What do fibres contain many?

What are the two types of fibres?

What are the two types of fast twitch muscle fibres?

What are athletes better at if they have more fast or slow twitch fibres?

What is myoglobin?


1. In the elbow, the biceps (which flex the arm at the elbow) and the triceps (which extend the arm at the elbow).
2. The knee, the quadriceps (extends at the knee/helps flex the knee) and the hamstrings (flexes at the knee).
3. The ankle, the gastrocnemius (plantar flexion at the ankle) and the tibias anterior (dorsi flexion at the ankle)

Bundles of individual fibres.

Myofibrils.

Slow (Type 1)
Fast (Type 2)

Type IIa and IIx.

Endurance for more slow
Speed events for more fast.

A red pigment that transports oxygen to muscles.

8

What are fast twitch fibres used for?

What can slow twitch fibres do?

What type of muscle does muscle fibres make up?

Anaerobic work.

They can work for a longer period under great stress.

Voluntary.

9

What are long bones?

What type of movement are long bones used for?

What are short bones?

What are the only two short bones in the body?

What three things are short bones roughly the same in?

What three activities are short bones usually associated with?

What are the two functions of flat bones?

What are irregular bones suited for and give an example?

What type of movements are short bones used for?

Long bones (eg in the arm) are strong and are used by muscles to assist movement

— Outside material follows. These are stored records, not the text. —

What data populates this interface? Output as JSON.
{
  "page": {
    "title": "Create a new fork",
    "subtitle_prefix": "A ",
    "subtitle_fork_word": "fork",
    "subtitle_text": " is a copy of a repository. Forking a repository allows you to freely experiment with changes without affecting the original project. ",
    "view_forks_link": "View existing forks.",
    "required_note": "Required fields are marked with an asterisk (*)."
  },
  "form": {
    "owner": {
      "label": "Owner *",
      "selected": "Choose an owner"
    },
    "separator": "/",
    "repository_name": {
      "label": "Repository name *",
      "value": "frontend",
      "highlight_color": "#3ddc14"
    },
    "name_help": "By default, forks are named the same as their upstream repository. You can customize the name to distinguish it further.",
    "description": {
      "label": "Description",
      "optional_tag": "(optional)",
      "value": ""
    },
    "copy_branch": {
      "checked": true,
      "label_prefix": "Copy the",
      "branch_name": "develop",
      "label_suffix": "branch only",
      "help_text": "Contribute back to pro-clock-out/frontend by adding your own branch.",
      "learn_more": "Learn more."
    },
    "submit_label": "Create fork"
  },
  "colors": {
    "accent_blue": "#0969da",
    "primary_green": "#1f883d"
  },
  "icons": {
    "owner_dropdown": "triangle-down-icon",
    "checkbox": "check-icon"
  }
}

Used for larger gross movements (eg moving the leg at the hip)

Short bones support the weight of the body, they're weight bearing

The carpals in the wrist and the tarsals in the foot

Roughly same size in length, width and thickness

Weight bearing, shock absorption and spreading loads

Flat bones protect internal organs. Their broad surface also allows muscle attachment

Irregular bones (eg the vertebrae of the spine) are suited to protection and muscle attachment

Used for smaller fine movements.

10

What are the functions of the following flat bones:

Cranium

Sternum and Ribs

Scapula

Pelvis

Protects the brain

Protects the heart and lungs. The ribs also protect the kidneys

Protects the shoulder joint and has many muscles attached to it, helping arm and shoulder movement

Protects the reproductive organs and the bladder. it also has many muscles attached to it, helping leg movement.